(Records contained in a dataset)
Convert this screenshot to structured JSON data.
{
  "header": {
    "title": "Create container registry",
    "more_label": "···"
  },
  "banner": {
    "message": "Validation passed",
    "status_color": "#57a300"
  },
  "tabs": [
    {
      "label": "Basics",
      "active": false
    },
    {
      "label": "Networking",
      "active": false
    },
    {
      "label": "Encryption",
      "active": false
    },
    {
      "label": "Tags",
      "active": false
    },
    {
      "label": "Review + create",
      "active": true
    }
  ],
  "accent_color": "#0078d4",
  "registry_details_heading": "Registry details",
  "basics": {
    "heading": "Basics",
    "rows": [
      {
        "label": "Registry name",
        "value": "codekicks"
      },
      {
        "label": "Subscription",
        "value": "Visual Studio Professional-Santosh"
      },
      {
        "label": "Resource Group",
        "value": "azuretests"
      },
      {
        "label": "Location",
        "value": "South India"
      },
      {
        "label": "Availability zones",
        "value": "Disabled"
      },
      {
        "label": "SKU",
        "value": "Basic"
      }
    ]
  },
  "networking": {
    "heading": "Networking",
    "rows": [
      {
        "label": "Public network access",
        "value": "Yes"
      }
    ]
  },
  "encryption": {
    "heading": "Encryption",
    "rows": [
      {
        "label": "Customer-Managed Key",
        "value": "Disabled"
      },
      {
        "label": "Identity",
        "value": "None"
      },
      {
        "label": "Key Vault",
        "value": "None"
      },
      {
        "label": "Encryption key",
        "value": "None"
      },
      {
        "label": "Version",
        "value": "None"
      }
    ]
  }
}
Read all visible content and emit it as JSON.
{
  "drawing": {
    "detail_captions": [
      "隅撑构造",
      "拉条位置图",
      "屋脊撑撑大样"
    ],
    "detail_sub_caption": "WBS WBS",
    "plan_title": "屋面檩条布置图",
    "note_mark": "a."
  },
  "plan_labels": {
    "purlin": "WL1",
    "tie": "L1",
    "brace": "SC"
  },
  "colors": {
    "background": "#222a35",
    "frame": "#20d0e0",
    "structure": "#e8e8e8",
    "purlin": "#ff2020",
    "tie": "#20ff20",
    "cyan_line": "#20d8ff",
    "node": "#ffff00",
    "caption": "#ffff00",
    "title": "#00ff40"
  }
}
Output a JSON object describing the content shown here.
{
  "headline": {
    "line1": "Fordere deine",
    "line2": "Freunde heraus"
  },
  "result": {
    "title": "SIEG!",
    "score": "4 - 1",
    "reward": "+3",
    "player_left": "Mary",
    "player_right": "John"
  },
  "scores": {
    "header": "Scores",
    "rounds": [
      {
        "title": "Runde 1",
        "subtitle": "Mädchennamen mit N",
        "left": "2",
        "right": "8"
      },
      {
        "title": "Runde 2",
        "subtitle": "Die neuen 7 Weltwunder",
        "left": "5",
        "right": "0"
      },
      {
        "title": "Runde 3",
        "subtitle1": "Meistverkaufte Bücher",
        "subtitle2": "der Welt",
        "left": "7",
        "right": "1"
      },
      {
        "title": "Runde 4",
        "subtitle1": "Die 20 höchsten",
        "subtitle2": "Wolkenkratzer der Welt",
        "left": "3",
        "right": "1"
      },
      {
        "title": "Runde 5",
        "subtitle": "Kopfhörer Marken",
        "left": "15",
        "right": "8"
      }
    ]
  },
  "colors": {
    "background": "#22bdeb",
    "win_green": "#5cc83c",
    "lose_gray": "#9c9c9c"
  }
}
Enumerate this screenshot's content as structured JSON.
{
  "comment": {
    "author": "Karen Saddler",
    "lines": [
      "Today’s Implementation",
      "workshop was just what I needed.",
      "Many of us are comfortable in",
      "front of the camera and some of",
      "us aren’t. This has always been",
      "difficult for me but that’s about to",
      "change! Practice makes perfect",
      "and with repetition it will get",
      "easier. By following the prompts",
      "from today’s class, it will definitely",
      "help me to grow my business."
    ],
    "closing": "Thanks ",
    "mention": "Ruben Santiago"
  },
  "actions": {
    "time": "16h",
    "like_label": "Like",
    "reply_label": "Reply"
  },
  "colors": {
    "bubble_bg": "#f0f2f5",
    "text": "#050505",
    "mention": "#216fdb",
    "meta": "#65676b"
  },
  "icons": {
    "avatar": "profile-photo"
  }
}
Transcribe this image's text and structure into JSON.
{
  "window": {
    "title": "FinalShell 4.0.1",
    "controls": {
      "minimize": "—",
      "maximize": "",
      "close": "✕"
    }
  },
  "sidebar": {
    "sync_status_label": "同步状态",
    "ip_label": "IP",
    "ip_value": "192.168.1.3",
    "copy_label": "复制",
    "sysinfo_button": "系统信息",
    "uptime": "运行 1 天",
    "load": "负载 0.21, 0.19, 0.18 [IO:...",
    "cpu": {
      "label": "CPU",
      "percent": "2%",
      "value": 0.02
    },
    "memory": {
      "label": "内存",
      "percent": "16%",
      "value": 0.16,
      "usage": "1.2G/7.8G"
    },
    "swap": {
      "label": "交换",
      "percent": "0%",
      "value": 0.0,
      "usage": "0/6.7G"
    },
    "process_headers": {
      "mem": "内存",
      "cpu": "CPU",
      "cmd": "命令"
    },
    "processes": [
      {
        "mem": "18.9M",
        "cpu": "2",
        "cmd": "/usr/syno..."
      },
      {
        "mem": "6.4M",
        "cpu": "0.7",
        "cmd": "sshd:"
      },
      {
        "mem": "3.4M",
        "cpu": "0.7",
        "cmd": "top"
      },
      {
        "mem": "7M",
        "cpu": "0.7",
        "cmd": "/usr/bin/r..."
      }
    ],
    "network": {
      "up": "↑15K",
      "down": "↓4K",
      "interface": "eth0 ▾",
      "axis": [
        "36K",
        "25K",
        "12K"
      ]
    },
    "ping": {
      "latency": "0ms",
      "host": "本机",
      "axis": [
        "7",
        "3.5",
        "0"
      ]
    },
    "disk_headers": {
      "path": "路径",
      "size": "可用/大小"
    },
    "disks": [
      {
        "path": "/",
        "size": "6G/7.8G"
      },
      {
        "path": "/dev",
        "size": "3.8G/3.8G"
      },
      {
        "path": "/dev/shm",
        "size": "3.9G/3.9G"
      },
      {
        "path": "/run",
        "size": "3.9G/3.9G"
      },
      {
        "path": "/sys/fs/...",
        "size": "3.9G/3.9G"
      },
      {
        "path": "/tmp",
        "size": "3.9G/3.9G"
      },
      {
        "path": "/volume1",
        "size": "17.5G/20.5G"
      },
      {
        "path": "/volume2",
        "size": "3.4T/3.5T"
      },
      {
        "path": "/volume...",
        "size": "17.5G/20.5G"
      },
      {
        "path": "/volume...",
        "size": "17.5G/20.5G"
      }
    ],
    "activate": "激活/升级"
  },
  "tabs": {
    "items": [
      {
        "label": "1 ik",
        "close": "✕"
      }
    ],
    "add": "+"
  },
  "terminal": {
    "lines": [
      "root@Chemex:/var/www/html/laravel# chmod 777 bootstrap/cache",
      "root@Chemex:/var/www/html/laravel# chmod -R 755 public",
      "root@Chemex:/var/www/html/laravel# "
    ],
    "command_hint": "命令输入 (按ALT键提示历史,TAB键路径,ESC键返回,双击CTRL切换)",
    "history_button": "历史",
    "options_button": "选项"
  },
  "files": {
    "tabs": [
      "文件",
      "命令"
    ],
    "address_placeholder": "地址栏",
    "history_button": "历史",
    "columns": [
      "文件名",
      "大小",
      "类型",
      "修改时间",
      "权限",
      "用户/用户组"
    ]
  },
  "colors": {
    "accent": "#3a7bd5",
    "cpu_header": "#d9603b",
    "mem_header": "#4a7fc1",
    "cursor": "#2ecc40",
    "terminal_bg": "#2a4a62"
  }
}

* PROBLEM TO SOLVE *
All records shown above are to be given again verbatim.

* ANSWER FOR THE TASK *
Convert this screenshot to structured JSON data.
{
  "header": {
    "title": "Create container registry",
    "more_label": "···"
  },
  "banner": {
    "message": "Validation passed",
    "status_color": "#57a300"
  },
  "tabs": [
    {
      "label": "Basics",
      "active": false
    },
    {
      "label": "Networking",
      "active": false
    },
    {
      "label": "Encryption",
      "active": false
    },
    {
      "label": "Tags",
      "active": false
    },
    {
      "label": "Review + create",
      "active": true
    }
  ],
  "accent_color": "#0078d4",
  "registry_details_heading": "Registry details",
  "basics": {
    "heading": "Basics",
    "rows": [
      {
        "label": "Registry name",
        "value": "codekicks"
      },
      {
        "label": "Subscription",
        "value": "Visual Studio Professional-Santosh"
      },
      {
        "label": "Resource Group",
        "value": "azuretests"
      },
      {
        "label": "Location",
        "value": "South India"
      },
      {
        "label": "Availability zones",
        "value": "Disabled"
      },
      {
        "label": "SKU",
        "value": "Basic"
      }
    ]
  },
  "networking": {
    "heading": "Networking",
    "rows": [
      {
        "label": "Public network access",
        "value": "Yes"
      }
    ]
  },
  "encryption": {
    "heading": "Encryption",
    "rows": [
      {
        "label": "Customer-Managed Key",
        "value": "Disabled"
      },
      {
        "label": "Identity",
        "value": "None"
      },
      {
        "label": "Key Vault",
        "value": "None"
      },
      {
        "label": "Encryption key",
        "value": "None"
      },
      {
        "label": "Version",
        "value": "None"
      }
    ]
  }
}
Read all visible content and emit it as JSON.
{
  "drawing": {
    "detail_captions": [
      "隅撑构造",
      "拉条位置图",
      "屋脊撑撑大样"
    ],
    "detail_sub_caption": "WBS WBS",
    "plan_title": "屋面檩条布置图",
    "note_mark": "a."
  },
  "plan_labels": {
    "purlin": "WL1",
    "tie": "L1",
    "brace": "SC"
  },
  "colors": {
    "background": "#222a35",
    "frame": "#20d0e0",
    "structure": "#e8e8e8",
    "purlin": "#ff2020",
    "tie": "#20ff20",
    "cyan_line": "#20d8ff",
    "node": "#ffff00",
    "caption": "#ffff00",
    "title": "#00ff40"
  }
}
Output a JSON object describing the content shown here.
{
  "headline": {
    "line1": "Fordere deine",
    "line2": "Freunde heraus"
  },
  "result": {
    "title": "SIEG!",
    "score": "4 - 1",
    "reward": "+3",
    "player_left": "Mary",
    "player_right": "John"
  },
  "scores": {
    "header": "Scores",
    "rounds": [
      {
        "title": "Runde 1",
        "subtitle": "Mädchennamen mit N",
        "left": "2",
        "right": "8"
      },
      {
        "title": "Runde 2",
        "subtitle": "Die neuen 7 Weltwunder",
        "left": "5",
        "right": "0"
      },
      {
        "title": "Runde 3",
        "subtitle1": "Meistverkaufte Bücher",
        "subtitle2": "der Welt",
        "left": "7",
        "right": "1"
      },
      {
        "title": "Runde 4",
        "subtitle1": "Die 20 höchsten",
        "subtitle2": "Wolkenkratzer der Welt",
        "left": "3",
        "right": "1"
      },
      {
        "title": "Runde 5",
        "subtitle": "Kopfhörer Marken",
        "left": "15",
        "right": "8"
      }
    ]
  },
  "colors": {
    "background": "#22bdeb",
    "win_green": "#5cc83c",
    "lose_gray": "#9c9c9c"
  }
}
Enumerate this screenshot's content as structured JSON.
{
  "comment": {
    "author": "Karen Saddler",
    "lines": [
      "Today’s Implementation",
      "workshop was just what I needed.",
      "Many of us are comfortable in",
      "front of the camera and some of",
      "us aren’t. This has always been",
      "difficult for me but that’s about to",
      "change! Practice makes perfect",
      "and with repetition it will get",
      "easier. By following the prompts",
      "from today’s class, it will definitely",
      "help me to grow my business."
    ],
    "closing": "Thanks ",
    "mention": "Ruben Santiago"
  },
  "actions": {
    "time": "16h",
    "like_label": "Like",
    "reply_label": "Reply"
  },
  "colors": {
    "bubble_bg": "#f0f2f5",
    "text": "#050505",
    "mention": "#216fdb",
    "meta": "#65676b"
  },
  "icons": {
    "avatar": "profile-photo"
  }
}
Transcribe this image's text and structure into JSON.
{
  "window": {
    "title": "FinalShell 4.0.1",
    "controls": {
      "minimize": "—",
      "maximize": "",
      "close": "✕"
    }
  },
  "sidebar": {
    "sync_status_label": "同步状态",
    "ip_label": "IP",
    "ip_value": "192.168.1.3",
    "copy_label": "复制",
    "sysinfo_button": "系统信息",
    "uptime": "运行 1 天",
    "load": "负载 0.21, 0.19, 0.18 [IO:...",
    "cpu": {
      "label": "CPU",
      "percent": "2%",
      "value": 0.02
    },
    "memory": {
      "label": "内存",
      "percent": "16%",
      "value": 0.16,
      "usage": "1.2G/7.8G"
    },
    "swap": {
      "label": "交换",
      "percent": "0%",
      "value": 0.0,
      "usage": "0/6.7G"
    },
    "process_headers": {
      "mem": "内存",
      "cpu": "CPU",
      "cmd": "命令"
    },
    "processes": [
      {
        "mem": "18.9M",
        "cpu": "2",
        "cmd": "/usr/syno..."
      },
      {
        "mem": "6.4M",
        "cpu": "0.7",
        "cmd": "sshd:"
      },
      {
        "mem": "3.4M",
        "cpu": "0.7",
        "cmd": "top"
      },
      {
        "mem": "7M",
        "cpu": "0.7",
        "cmd": "/usr/bin/r..."
      }
    ],
    "network": {
      "up": "↑15K",
      "down": "↓4K",
      "interface": "eth0 ▾",
      "axis": [
        "36K",
        "25K",
        "12K"
      ]
    },
    "ping": {
      "latency": "0ms",
      "host": "本机",
      "axis": [
        "7",
        "3.5",
        "0"
      ]
    },
    "disk_headers": {
      "path": "路径",
      "size": "可用/大小"
    },
    "disks": [
      {
        "path": "/",
        "size": "6G/7.8G"
      },
      {
        "path": "/dev",
        "size": "3.8G/3.8G"
      },
      {
        "path": "/dev/shm",
        "size": "3.9G/3.9G"
      },
      {
        "path": "/run",
        "size": "3.9G/3.9G"
      },
      {
        "path": "/sys/fs/...",
        "size": "3.9G/3.9G"
      },
      {
        "path": "/tmp",
        "size": "3.9G/3.9G"
      },
      {
        "path": "/volume1",
        "size": "17.5G/20.5G"
      },
      {
        "path": "/volume2",
        "size": "3.4T/3.5T"
      },
      {
        "path": "/volume...",
        "size": "17.5G/20.5G"
      },
      {
        "path": "/volume...",
        "size": "17.5G/20.5G"
      }
    ],
    "activate": "激活/升级"
  },
  "tabs": {
    "items": [
      {
        "label": "1 ik",
        "close": "✕"
      }
    ],
    "add": "+"
  },
  "terminal": {
    "lines": [
      "root@Chemex:/var/www/html/laravel# chmod 777 bootstrap/cache",
      "root@Chemex:/var/www/html/laravel# chmod -R 755 public",
      "root@Chemex:/var/www/html/laravel# "
    ],
    "command_hint": "命令输入 (按ALT键提示历史,TAB键路径,ESC键返回,双击CTRL切换)",
    "history_button": "历史",
    "options_button": "选项"
  },
  "files": {
    "tabs": [
      "文件",
      "命令"
    ],
    "address_placeholder": "地址栏",
    "history_button": "历史",
    "columns": [
      "文件名",
      "大小",
      "类型",
      "修改时间",
      "权限",
      "用户/用户组"
    ]
  },
  "colors": {
    "accent": "#3a7bd5",
    "cpu_header": "#d9603b",
    "mem_header": "#4a7fc1",
    "cursor": "#2ecc40",
    "terminal_bg": "#2a4a62"
  }
}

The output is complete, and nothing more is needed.